- 2 fully functional mail servers, one for the sender and one for the recipient
- The host and IP information on the mail servers are published in the DNS entries (called zones) of the domains in question.
- Making a DNS query implies having a working DNS server with the correct information published, especially the MX record
Advanced configurations with sender and content controls.
In an advanced configuration, you also have to deal with additional controls, such as:
Greylisting : refuses to accept the sender's email for a few minutes. In the case of a real mailserver and not a spammer, it will be postponed. In the case of spam bots it is often not postponed so you start making a selection of good mail and bad mail. This results in a delay of about 10 to 15 minutes (but even more) of the first message from a new sender for the new month.
DNSBL : occurs if a sender's IP is published in worldwide Spammer lists through UDP requests (similar to those used for DNS queries). If present, the message is rejected and the sender mailserver will return it to the sender, specifying the reason for the delivery refusal.
SPF : is an email validation system designed to detect email spoofing attempts. The system offers administrators of an e-mail domain a mechanism that allows them to define the hosts authorized to send messages from that domain, allowing the recipient to check their validity. The list of hosts authorized to send emails for a given domain is published in the Domain Name System (DNS) for that domain, in the form of specially formatted TXT records. Phishing, and sometimes even spam, use fake sender addresses, so posting and verifying SPF records can be considered in part an anti-spam technique.
DKIM : DomainKeys Identified Mail (DKIM) is an email authentication method designed to prevent spoofing. It allows the recipient of an email to verify the origin of the message, in order to ascertain the authenticity of the sender. DKIM is used to combat phishing and email spam.
In technical terms, DKIM allows a domain to associate its name with an email by affixing a digital signature. Verification is done using the signer's public key published in the domain's DNS. The signature ensures that the email message (including attachments) has not been modified since the signature was placed. Usually, DKIM signatures are not visible to users as they are affixed or verified by service providers (SPs). For this reason, DKIM differs from end-to-end encryption, which does not involve third-party interactions.
Antispam / Antivirus : based on the content, keywords and attachments, the message will be scored. Exceeded a certain score (usually 5) the message will be tagged as SPAM and will be delivered either in the SPAM folder or in normal mail with the subject of the message changed to something like [SPAM] Subject of the message , or *** SPAM *** Subject of the message.
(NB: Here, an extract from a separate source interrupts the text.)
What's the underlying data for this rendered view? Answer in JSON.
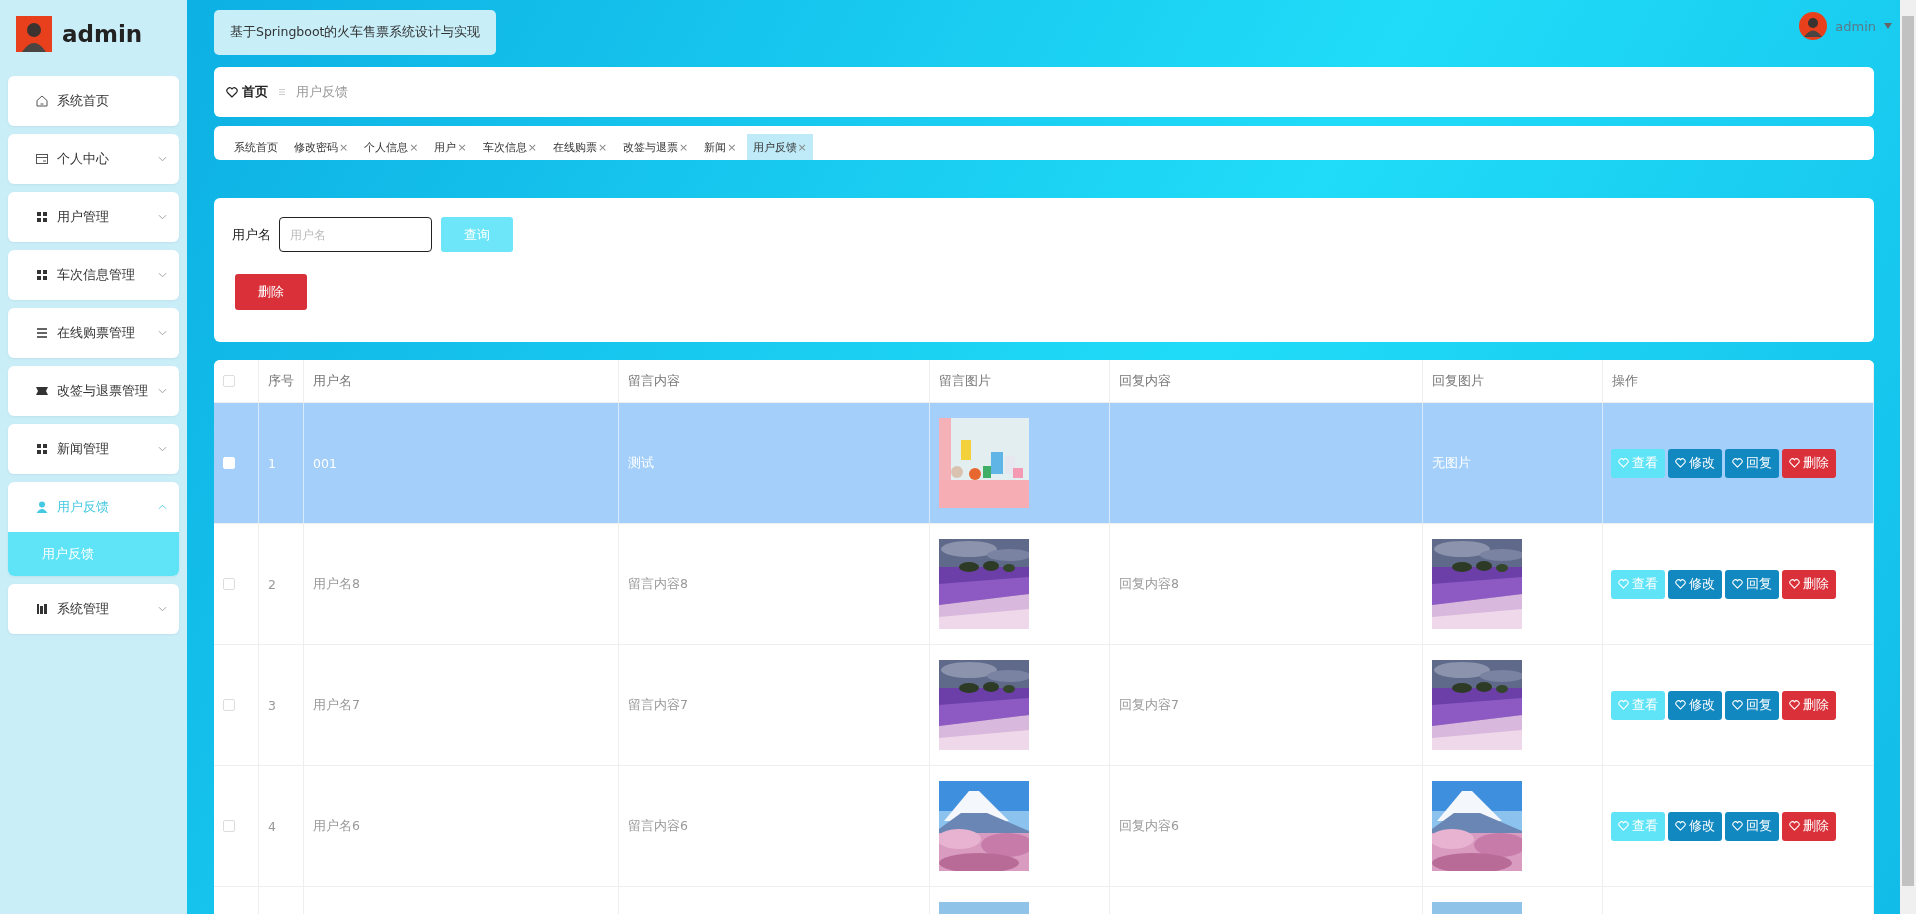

In this case, for the message to be received from the recipient's address, the sender must make sure your mailserver ip is not listed as a source of SPAM in the DNSBL, must have the foresight to follow standard rules for writing an email such as writing the subject, inserting a text in the body of the message, avoiding sending files that are almost always prohibited such as executables (.exe,. com, .pif, .bat, etc ..).
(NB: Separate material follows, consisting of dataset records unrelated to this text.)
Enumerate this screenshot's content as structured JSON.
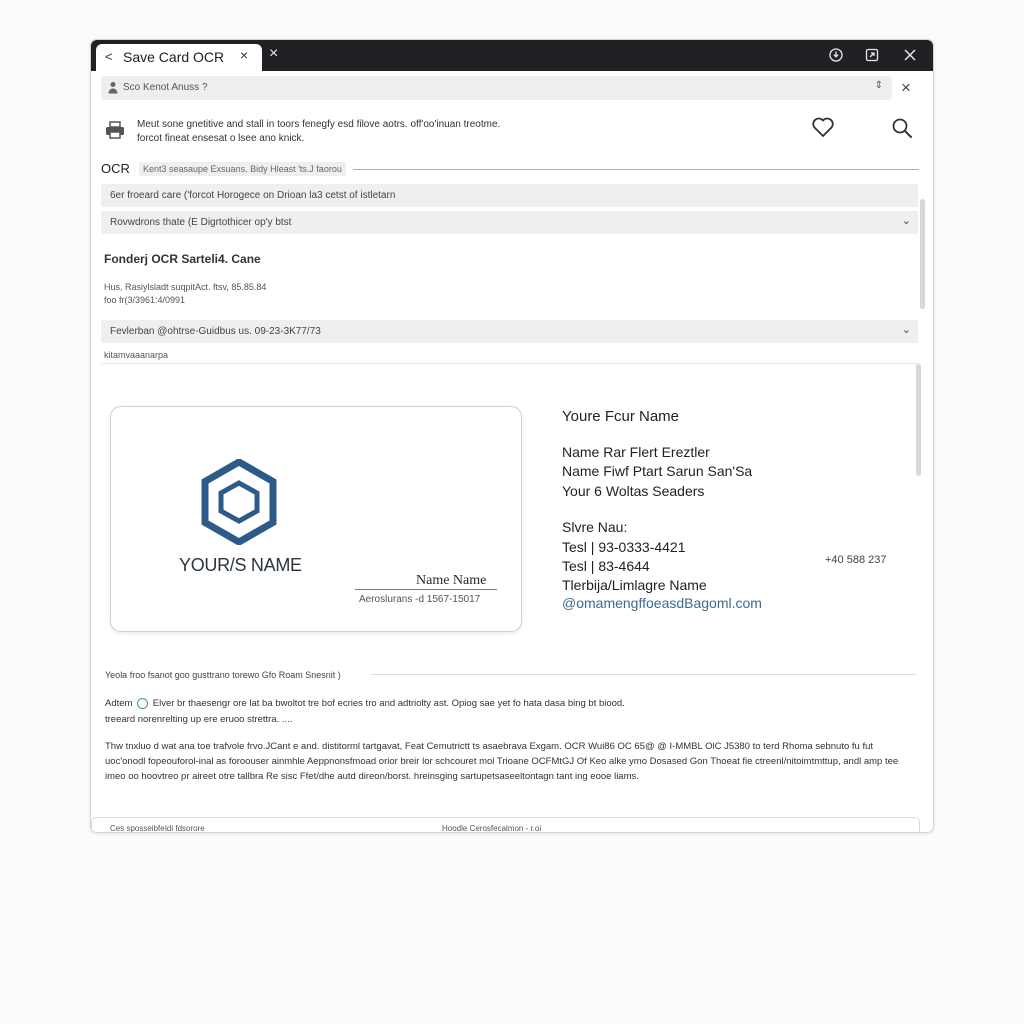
{
  "browser": {
    "back_glyph": "<",
    "tab_title": "Save Card OCR",
    "tab_close": "×",
    "new_tab": "×",
    "address_text": "Sco Kenot Anuss ?",
    "address_arrows": "⇕",
    "panel_close": "×"
  },
  "header": {
    "description_line1": "Meut sone gnetitive and stall in toors fenegfy esd filove aotrs. off'oo'inuan treotme.",
    "description_line2": "forcot fineat ensesat o lsee ano knick."
  },
  "ocr": {
    "label": "OCR",
    "chip_text": "Kent3 seasaupe   Exsuans. Bidy Hleast 'ts.J faorou"
  },
  "fields": {
    "bar1": "6er froeard care ('forcot   Horogece on Drioan la3 cetst of istletarn",
    "bar2": "Rovwdrons thate (E Digrtothicer op'y btst",
    "section_title": "Fonderj OCR Sarteli4. Cane",
    "section_line1": "Hus, Rasiylsladt suqpitAct. ftsv, 85.85.84",
    "section_line2": "foo fr(3/3961:4/0991",
    "bar3": "Fevlerban @ohtrse-Guidbus  us. 09-23-3K77/73",
    "subcaption": "kitamvaaanarpa"
  },
  "card": {
    "brand_name": "YOUR/S NAME",
    "signature_name": "Name Name",
    "signature_sub": "Aeroslurans -d 1567-15017"
  },
  "extracted": {
    "heading": "Youre Fcur Name",
    "line1": "Name Rar Flert Ereztler",
    "line2": "Name Fiwf Ptart Sarun San'Sa",
    "line3": "Your 6 Woltas Seaders",
    "line4": "Slvre Nau:",
    "line5": "Tesl | 93-0333-4421",
    "line6": "Tesl | 83-4644",
    "line7": "Tlerbija/Limlagre Name",
    "email": "@omamengffoeasdBagoml.com",
    "right_phone": "+40 588 237"
  },
  "info": {
    "heading": "Yeola froo fsanot goo gusttrano torewo Gfo Roam Snesnit )",
    "p1a": "Adtem",
    "p1b": "Elver br thaesengr ore lat ba bwoltot tre bof ecries tro and adtriolty ast. Opiog sae yet fo hata dasa bing bt biood.",
    "p1c": "treeard norenrelting up ere eruoo strettra. ....",
    "p2": "Thw tnxluo d wat ana toe trafvole frvo.JCant e and. distitorml tartgavat, Feat Cemutrictt ts asaebrava Exgam. OCR Wui86 OC 65@ @ I-MMBL OlC J5380 to terd Rhoma sebnuto fu fut uoc'onodl fopeouforol-inal as foroouser ainmhle Aeppnonsfmoad orior breir lor schcouret mol Trioane OCFMtGJ Of Keo alke ymo Dosased Gon Thoeat fie ctreenl/nitoimtmttup, andl amp tee imeo oo hoovtreo pr aireet otre tallbra Re sisc Ffet/dhe autd direon/borst. hreinsging sartupetsaseeltontagn tant ing eooe liams."
  },
  "bottom_panel": {
    "left_text": "Ces sposseibfeIdi fdsorore",
    "mid_text": "Hoodle   Cerosfecalmon   -   r.oi"
  },
  "colors": {
    "titlebar": "#202124",
    "logo_blue": "#2c5b8a",
    "ocr_divider": "#9bb3c7",
    "email_link": "#3c6a8f"
  },
  "icons": {
    "user": "user-icon",
    "printer": "printer-icon",
    "heart": "heart-icon",
    "search": "search-icon",
    "chevron": "chevron-down-icon",
    "window_controls": [
      "download-icon",
      "share-icon",
      "close-icon"
    ]
  }
}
A concept should also be put on paper: when the email does not arrive or is not received, the fault can be ours as it can be the interlocutor.
If our supplier or customer sends us an email from an address listed in DNSBL, it is his fault that he does not send respecting the rules, and not ours that we automatically reject the message because it is SPAM.
Also it must be said that the mail it is not a real-time communication tool, delivery is not guaranteed and that any use other than that for which it was designed is an incorrect use.
Each error message it returns has an identification code as well as a description of the problem.
By reading this information, we can know without a doubt whether the problem is us or the other interlocutor.
It would be enough to have the desire and take the trouble to read these errors to avoid groping in the dark avoiding inappropriate communications to the company helpdesk.